A parenting agreement can help prevent future arguments with your ex, as it provides both of you with a clear idea of what you should and shouldn’t be doing in regard to how you raise your children.
You can include a variety of terms and conditions in a parenting agreement, with these among the most common:
- Custody: Who will have physical custody of your children? Who will have legal custody? Will you share legal custody? These types of questions should be worked out and included in your parenting agreement.
- Visitation schedule: The non-custodial parent, meaning the parent who doesn’t have physical custody, will rely on a visitation schedule to ensure that they’re able to spend time with their children.
- Schedule for special occasions: Many co-parenting arguments are related to where children will spend special occasions, such as holidays, birthdays and school vacations. Including this in a parenting agreement minimizes the chance of an argument.
Does it require court approval?
Even if you work out the terms of a parenting agreement in mediation, a family law judge must still review it and sign for final approval.
Depending on the circumstances, the judge may request that both individuals attend an informal hearing to prove that they understand the terms and what’s expected of them in the future.
Don’t violate your parenting agreement
As a legally binding court order, violating a parenting agreement is a big deal. For example, if your ex continually fails to return your children after scheduled visits, you could take them to court to enforce the agreement and seek a modification.
It’s a challenge to create a parenting agreement, as both parents want what’s best for them and their children. While negotiation and compromise are necessary, don’t make any decisions that you may regret in the future.

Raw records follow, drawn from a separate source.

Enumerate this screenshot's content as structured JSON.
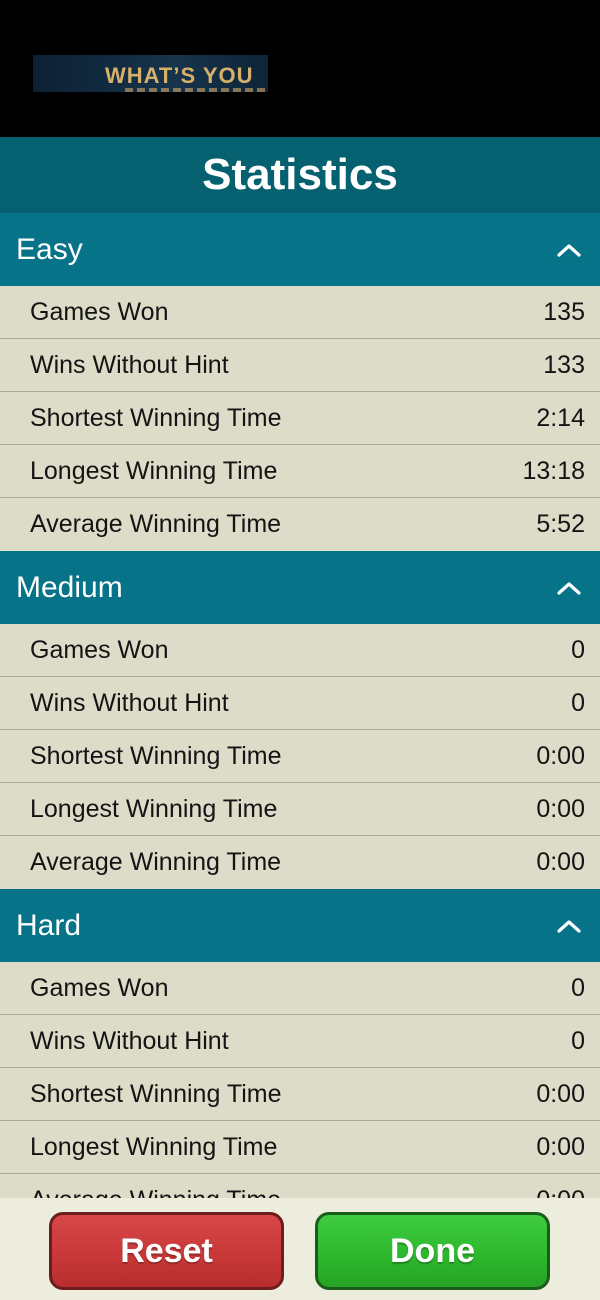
{
  "ad": {
    "text": "WHAT’S YOU"
  },
  "header": {
    "title": "Statistics"
  },
  "sections": [
    {
      "title": "Easy",
      "expanded": true,
      "rows": [
        {
          "label": "Games Won",
          "value": "135"
        },
        {
          "label": "Wins Without Hint",
          "value": "133"
        },
        {
          "label": "Shortest Winning Time",
          "value": "2:14"
        },
        {
          "label": "Longest Winning Time",
          "value": "13:18"
        },
        {
          "label": "Average Winning Time",
          "value": "5:52"
        }
      ]
    },
    {
      "title": "Medium",
      "expanded": true,
      "rows": [
        {
          "label": "Games Won",
          "value": "0"
        },
        {
          "label": "Wins Without Hint",
          "value": "0"
        },
        {
          "label": "Shortest Winning Time",
          "value": "0:00"
        },
        {
          "label": "Longest Winning Time",
          "value": "0:00"
        },
        {
          "label": "Average Winning Time",
          "value": "0:00"
        }
      ]
    },
    {
      "title": "Hard",
      "expanded": true,
      "rows": [
        {
          "label": "Games Won",
          "value": "0"
        },
        {
          "label": "Wins Without Hint",
          "value": "0"
        },
        {
          "label": "Shortest Winning Time",
          "value": "0:00"
        },
        {
          "label": "Longest Winning Time",
          "value": "0:00"
        },
        {
          "label": "Average Winning Time",
          "value": "0:00"
        }
      ]
    }
  ],
  "buttons": {
    "reset_label": "Reset",
    "done_label": "Done"
  },
  "colors": {
    "title_bar": "#05606f",
    "section_header": "#067388",
    "row_background": "#dcdcc8",
    "reset_button": "#c93838",
    "done_button": "#2db82d"
  }
}
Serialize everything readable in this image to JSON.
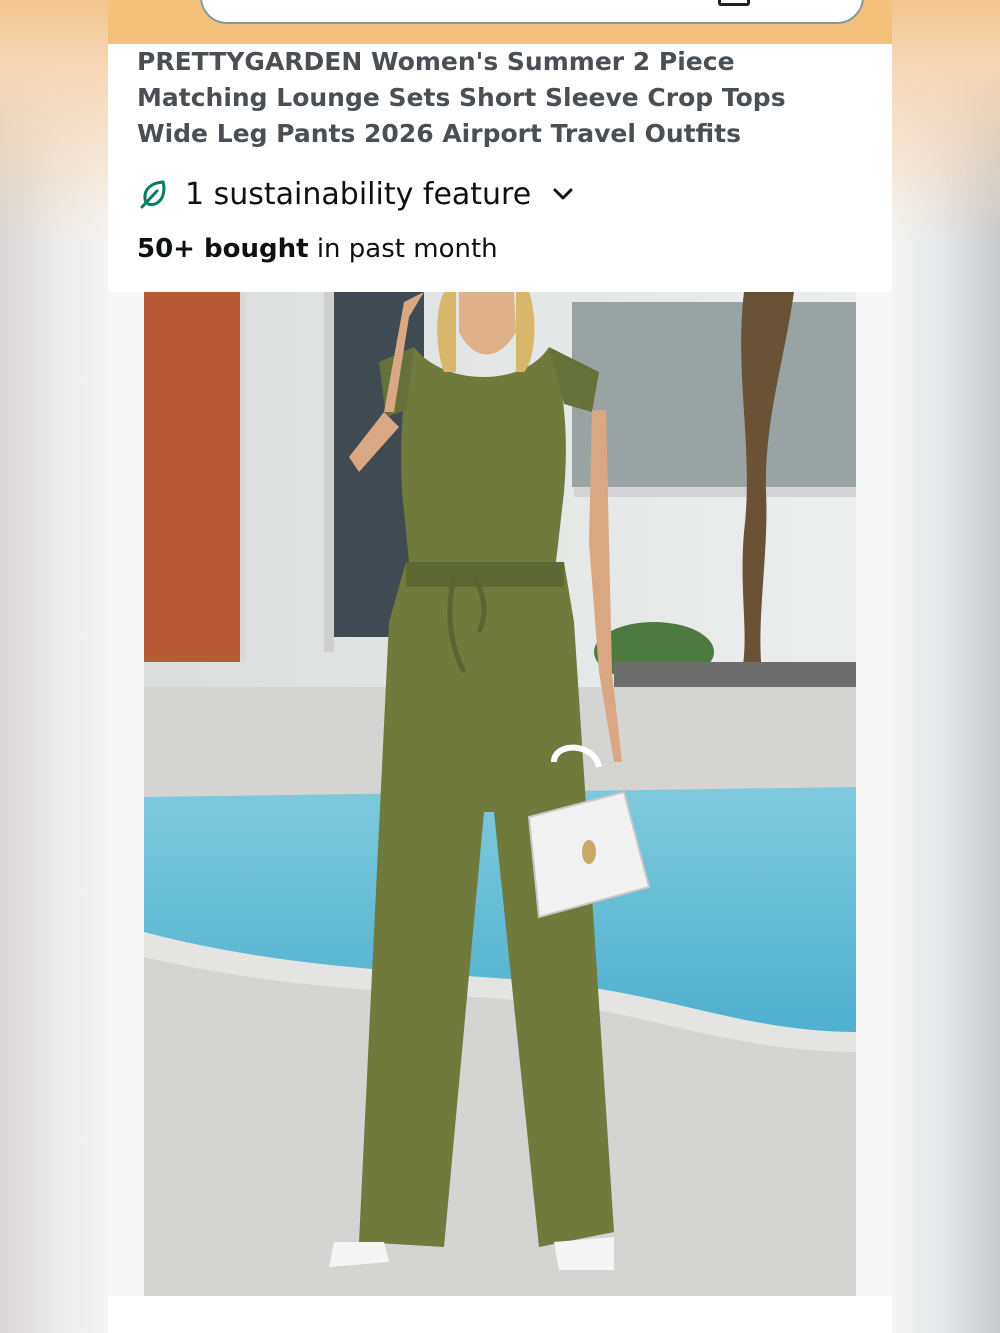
{
  "header": {
    "search_placeholder": "",
    "camera_icon": "camera-icon",
    "mic_icon": "microphone-icon"
  },
  "product": {
    "title": "PRETTYGARDEN Women's Summer 2 Piece Matching Lounge Sets Short Sleeve Crop Tops Wide Leg Pants 2026 Airport Travel Outfits",
    "sustainability_label": "1 sustainability feature",
    "sustainability_icon": "leaf-icon",
    "sustainability_color": "#067d62",
    "bought_bold": "50+ bought",
    "bought_rest": " in past month",
    "image_alt": "Woman wearing olive green ribbed crop top and wide leg pants holding white handbag by pool"
  },
  "colors": {
    "header_bg": "#f5c07c",
    "text_primary": "#0f1111",
    "text_title": "#4a4f55",
    "outfit_green": "#6f7a3c"
  }
}
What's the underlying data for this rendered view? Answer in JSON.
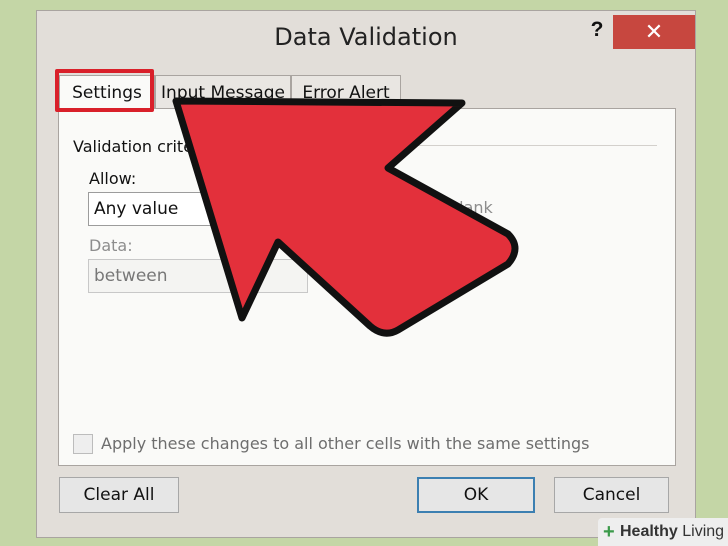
{
  "dialog": {
    "title": "Data Validation",
    "help": "?",
    "close": "✕"
  },
  "tabs": [
    {
      "label": "Settings",
      "active": true
    },
    {
      "label": "Input Message",
      "active": false
    },
    {
      "label": "Error Alert",
      "active": false
    }
  ],
  "settings": {
    "group_label": "Validation criter",
    "allow_label": "Allow:",
    "allow_value": "Any value",
    "data_label": "Data:",
    "data_value": "between",
    "ignore_blank_label": "blank",
    "apply_label": "Apply these changes to all other cells with the same settings",
    "apply_checked": false
  },
  "buttons": {
    "clear_all": "Clear All",
    "ok": "OK",
    "cancel": "Cancel"
  },
  "annotation": {
    "highlight_color": "#d9202a",
    "arrow_color": "#e3303b"
  },
  "watermark": {
    "brand_bold": "Healthy",
    "brand_rest": " Living"
  }
}
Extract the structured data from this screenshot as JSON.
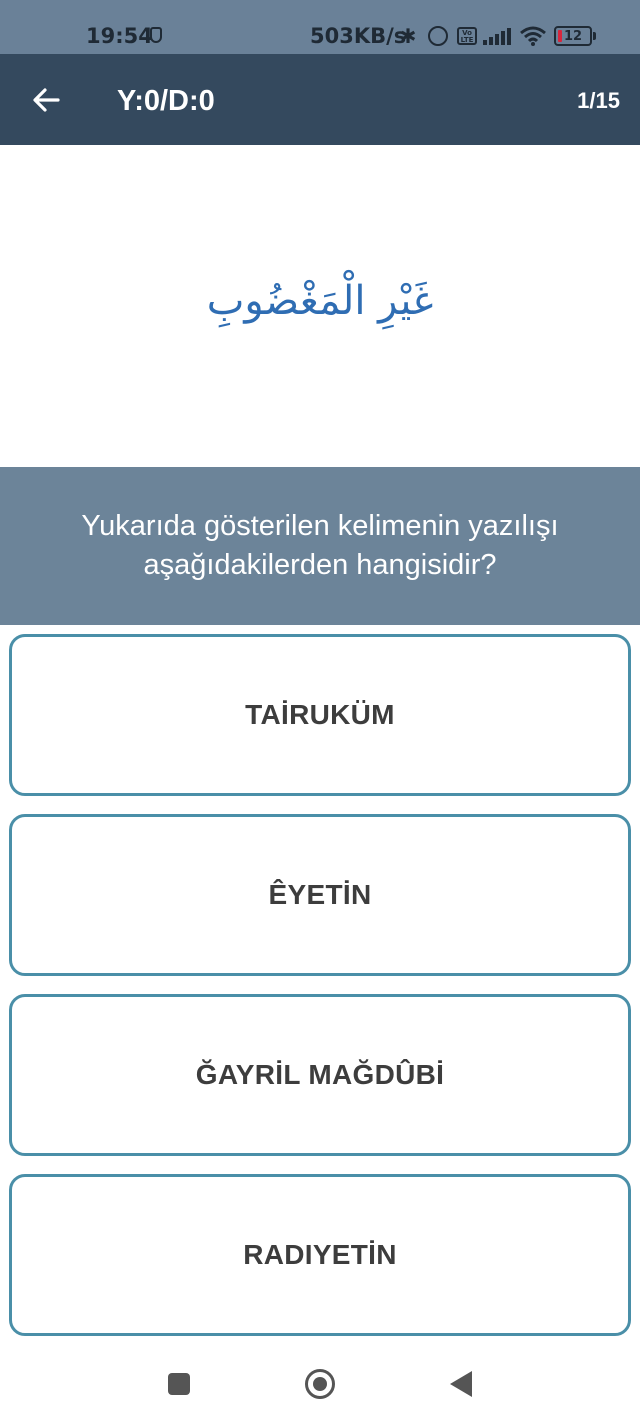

When created in an appropriate manner, a parenting agreement can help prevent future arguments, which allows you to maintain a more stable environment for your children.